That’s a minor example, and not (in my experience) one you will need with people more than once for any significantly new thing they’re doing. Half the time, you’ll find out that they already know more than you do, and you’ll learn two things: yes, they know how to do something, and now you will too.
The relationship between each member of the team is just as important (or more important) than it is with the manager, and it’s even harder to understand and to build.
Teams have a culture and a history, and they don’t change overnight.
When I was interviewing for jobs a few years ago, I talked with Ed Bryner, the head of engineering at Gecko Robotics, who told me about a book called Tribal Leadership by Dave Logan, John King, and Halee Fischer-Wright. It’s a great book, and I recommend it to anyone who is considering working anywhere with more than one person.
One of the things that book makes clear is that teams have a culture: you can’t expect an individual to succeed if the team is hurting more than helping. (The book is about far more than that, and it attempts to classify teams into five different levels of maturity, but for now all we need to know is that teams have a culture, that culture changes only gradually, and that culture greatly influences the success of any individual on the team.)
Communitiy, Culture, and Meetings
Most of the regular meetings that are part of Agile culture are designed to help the team establish a team culture.
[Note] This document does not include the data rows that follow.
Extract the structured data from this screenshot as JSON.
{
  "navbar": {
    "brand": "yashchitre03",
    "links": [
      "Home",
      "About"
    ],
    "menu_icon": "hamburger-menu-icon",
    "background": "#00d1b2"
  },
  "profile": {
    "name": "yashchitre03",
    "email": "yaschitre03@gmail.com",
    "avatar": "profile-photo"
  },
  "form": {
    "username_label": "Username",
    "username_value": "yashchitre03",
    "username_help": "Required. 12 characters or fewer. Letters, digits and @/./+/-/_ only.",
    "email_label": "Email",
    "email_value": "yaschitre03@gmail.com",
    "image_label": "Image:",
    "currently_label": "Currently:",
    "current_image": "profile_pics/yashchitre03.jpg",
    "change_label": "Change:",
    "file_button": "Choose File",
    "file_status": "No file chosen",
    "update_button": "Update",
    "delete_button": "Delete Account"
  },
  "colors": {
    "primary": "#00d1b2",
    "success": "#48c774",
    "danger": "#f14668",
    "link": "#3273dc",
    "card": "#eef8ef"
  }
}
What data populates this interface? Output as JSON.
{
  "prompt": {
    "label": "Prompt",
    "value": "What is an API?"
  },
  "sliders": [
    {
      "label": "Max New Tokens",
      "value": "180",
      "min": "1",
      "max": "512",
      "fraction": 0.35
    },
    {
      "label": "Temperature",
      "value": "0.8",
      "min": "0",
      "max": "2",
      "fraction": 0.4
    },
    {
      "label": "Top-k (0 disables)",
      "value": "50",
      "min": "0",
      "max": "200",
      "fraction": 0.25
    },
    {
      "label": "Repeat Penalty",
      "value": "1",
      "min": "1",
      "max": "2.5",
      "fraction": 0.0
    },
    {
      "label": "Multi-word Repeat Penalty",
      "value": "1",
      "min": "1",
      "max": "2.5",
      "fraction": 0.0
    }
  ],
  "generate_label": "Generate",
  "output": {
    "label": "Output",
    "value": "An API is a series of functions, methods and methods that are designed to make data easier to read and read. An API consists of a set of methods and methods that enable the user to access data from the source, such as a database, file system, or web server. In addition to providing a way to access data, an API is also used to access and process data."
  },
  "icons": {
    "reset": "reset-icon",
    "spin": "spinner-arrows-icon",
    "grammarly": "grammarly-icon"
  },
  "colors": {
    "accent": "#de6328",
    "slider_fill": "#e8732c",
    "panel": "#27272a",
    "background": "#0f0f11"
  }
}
The daily standup isn’t (supposed to be) just daily status, it’s a chance for the team to touch base and make sure they’re all working together. The retrospective is a chance to look back and see what worked and what didn’t, and to make adjustments. The planning meeting is a chance to make sure everyone understands the problem and the solution, and to make sure everyone is on the same page. Those all sound like they’re about the job, but they’re about the team every bit as much.
Actually working together is harder in a fully remote team, so that’s why it’s even more important to be deliberate about working together. Meetings can be a waste of time if they’re not done right, but they’re an essential part of community building – so you need to learn how to do meetings right. (Or at least better. But that’s a topic for another time.)
Community and Communication Are Part of the Job
An employer should require and reward community building and communication skills. Performance reviews should include a section on how well the employee is working with others. That’s not just a nice-to-have, it’s a core part of the job. If you’re not working well with others, you’re not doing your job.
There’s a lot of talk about a 10X developer, but a person’s real value to an organization is based on the overall effect they produce in the context of the team. A 10X developer who is a jerk can be a net negative. A 1X developer who makes the team cohesive and collaborative can have a much more positive effect.
I’d much rather work with a 5x team than a 10x developer. Even a pleasant 10x developer is a single point of failure, who can be lured away by another employer or fall ill or be abducted by one of those aliens we’ve been hearing about lately. A 5x team can get a lot more done, and they can do it more reliably. Also, they can all have actual lives, take vacation, and not get burned out.
Let’s Sum Up
- community, and belonging, is a basic human need, and is core to motivation and happiness
- community is hard to build and easy to destroy
- community is a core part of the job, and is everyone’s responsibility
- community is a core part of the manager’s job
- remote teams can build community, but it takes more effort and more deliberate planning
Community is required for productivity, at least in the long run.
Never mind what John Maynard Keynes said about the long run…